Recently the Malayalam film industry suffered a shock when one of its most prominent actors was embroiled in a controversy surrounding an assault and abduction case. The matter is currently sub-judice before the Kerala High Court. In the latest updates, the accused was asked to submit his mobile phone, in a sealed cover, for another investigation of conspiracy to murdering top police officials was on against him. The matters were made worse when the accused refused to submit his personal mobile phone for forensic analysis.
The advocates appearing for the accused argued that submission of mobile phone was violative of Article 20(3) of the Indian Constitution. The Article states;
“(3) No person accused of any offence shall be compelled to be a witness against himself.”
However, quashing the argument the divisional bench of the Kerala High Court decided that the prosecution had the right to ask the accused to submit phone for forensic analysis.
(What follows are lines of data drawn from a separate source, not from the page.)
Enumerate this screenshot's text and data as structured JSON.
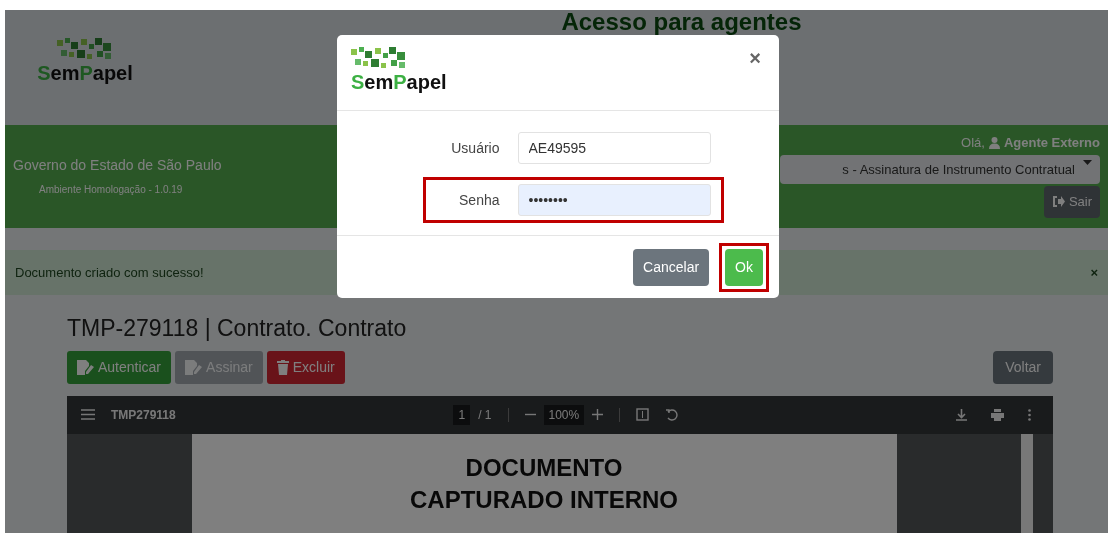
{
  "header": {
    "logo_parts": [
      "Sem",
      "Papel"
    ],
    "title": "Acesso para agentes"
  },
  "banner": {
    "org": "Governo do Estado de São Paulo",
    "environment": "Ambiente Homologação - 1.0.19",
    "greeting": "Olá,",
    "user": "Agente Externo",
    "profile_select": "s - Assinatura de Instrumento Contratual",
    "logout": "Sair"
  },
  "alert": {
    "message": "Documento criado com sucesso!",
    "close": "×"
  },
  "document": {
    "title": "TMP-279118 | Contrato. Contrato",
    "actions": [
      {
        "label": "Autenticar",
        "kind": "success",
        "disabled": false
      },
      {
        "label": "Assinar",
        "kind": "secondary",
        "disabled": true
      },
      {
        "label": "Excluir",
        "kind": "danger",
        "disabled": false
      }
    ],
    "back": "Voltar"
  },
  "pdf_viewer": {
    "file": "TMP279118",
    "page": "1",
    "pages": "/ 1",
    "zoom": "100%",
    "content": [
      "DOCUMENTO",
      "CAPTURADO INTERNO"
    ]
  },
  "modal": {
    "logo_parts": [
      "Sem",
      "Papel"
    ],
    "close": "×",
    "fields": [
      {
        "label": "Usuário",
        "value": "AE49595",
        "kind": "text",
        "highlighted": false
      },
      {
        "label": "Senha",
        "value": "••••••••",
        "kind": "password",
        "highlighted": true
      }
    ],
    "buttons": [
      {
        "label": "Cancelar",
        "kind": "secondary",
        "highlighted": false
      },
      {
        "label": "Ok",
        "kind": "success",
        "highlighted": true
      }
    ]
  }
}
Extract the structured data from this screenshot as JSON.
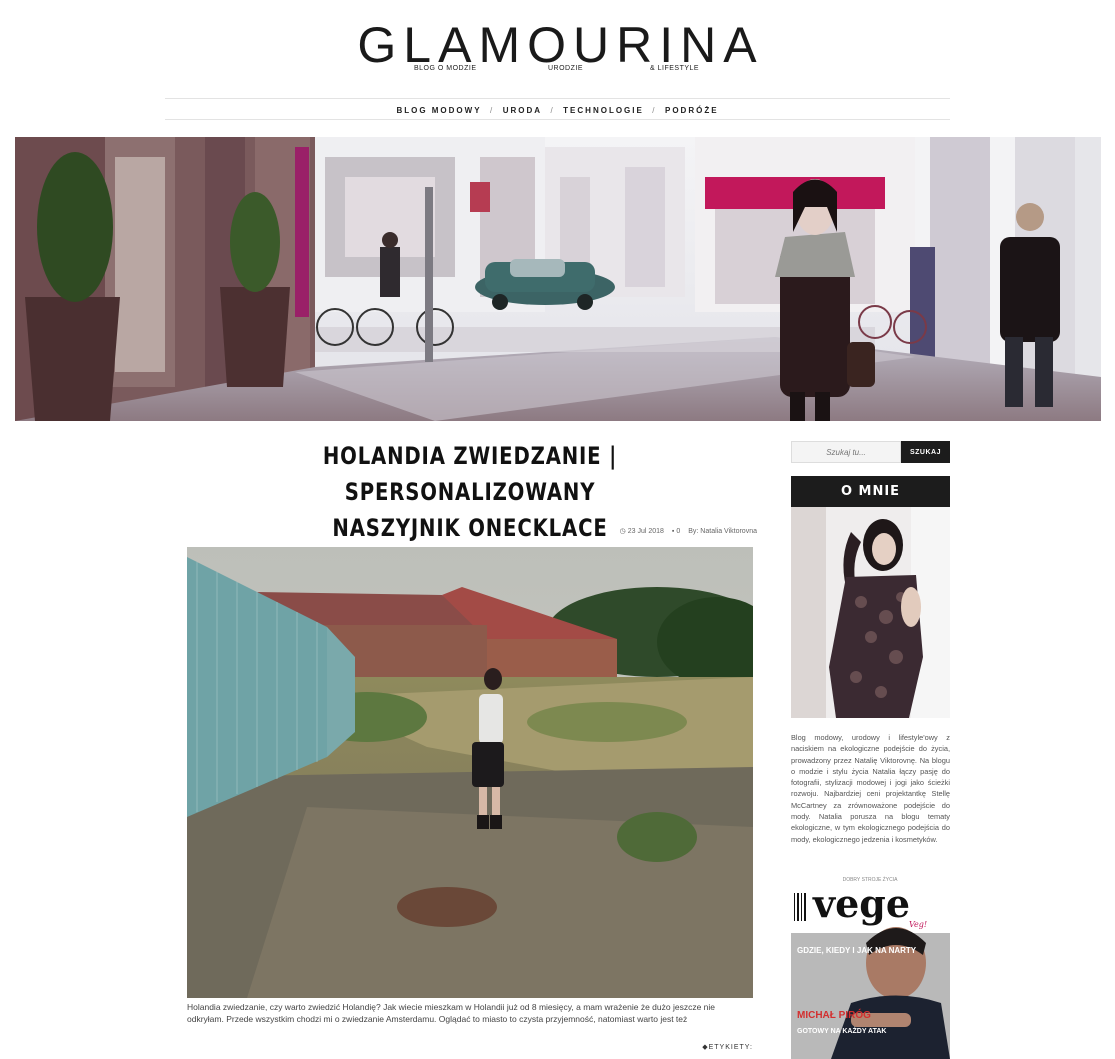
{
  "header": {
    "logo": "GLAMOURINA",
    "tagline": [
      "BLOG O MODZIE",
      "URODZIE",
      "& LIFESTYLE"
    ]
  },
  "nav": {
    "items": [
      "BLOG MODOWY",
      "URODA",
      "TECHNOLOGIE",
      "PODRÓŻE"
    ],
    "separator": "/"
  },
  "post": {
    "title_line1": "HOLANDIA ZWIEDZANIE | SPERSONALIZOWANY",
    "title_line2": "NASZYJNIK ONECKLACE",
    "date": "23 Jul 2018",
    "comments": "0",
    "author": "By: Natalia Viktorovna",
    "excerpt": "Holandia zwiedzanie, czy warto zwiedzić Holandię? Jak wiecie mieszkam w Holandii już od 8 miesięcy, a mam wrażenie że dużo jeszcze nie odkryłam. Przede wszystkim chodzi mi o zwiedzanie Amsterdamu. Oglądać to miasto to czysta przyjemność, natomiast warto jest też",
    "labels": "ETYKIETY:"
  },
  "sidebar": {
    "search_placeholder": "Szukaj tu...",
    "search_button": "SZUKAJ",
    "about_title": "O MNIE",
    "about_text": "Blog modowy, urodowy i lifestyle'owy z naciskiem na ekologiczne podejście do życia, prowadzony przez Natalię Viktorovnę. Na blogu o modzie i stylu życia Natalia łączy pasję do fotografii, stylizacji modowej i jogi jako ścieżki rozwoju. Najbardziej ceni projektantkę Stellę McCartney za zrównoważone podejście do mody. Natalia porusza na blogu tematy ekologiczne, w tym ekologicznego podejścia do mody, ekologicznego jedzenia i kosmetyków.",
    "magazine": {
      "tagline": "DOBRY STROJE ŻYCIA",
      "title": "vege",
      "subtitle": "Veg!",
      "headline1": "GDZIE, KIEDY I JAK NA NARTY",
      "name": "MICHAŁ PIRÓG",
      "headline2": "GOTOWY NA KAŻDY ATAK"
    }
  },
  "colors": {
    "dark": "#1c1c1c",
    "awning": "#c2185b"
  }
}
Such a right is not violative of Article 20(3).
The court, after listening to both sides decided that this matter was no longer res integra and also used the judgment given by 11 judge bench in State of Bombay v. Kathi Kalu Oghad (AIR 1962 SC 1809) which spoke about how impressions of the thumb, fingers, etc. or any other impressions such as handwriting samples did not amount to self-incriminating evidence.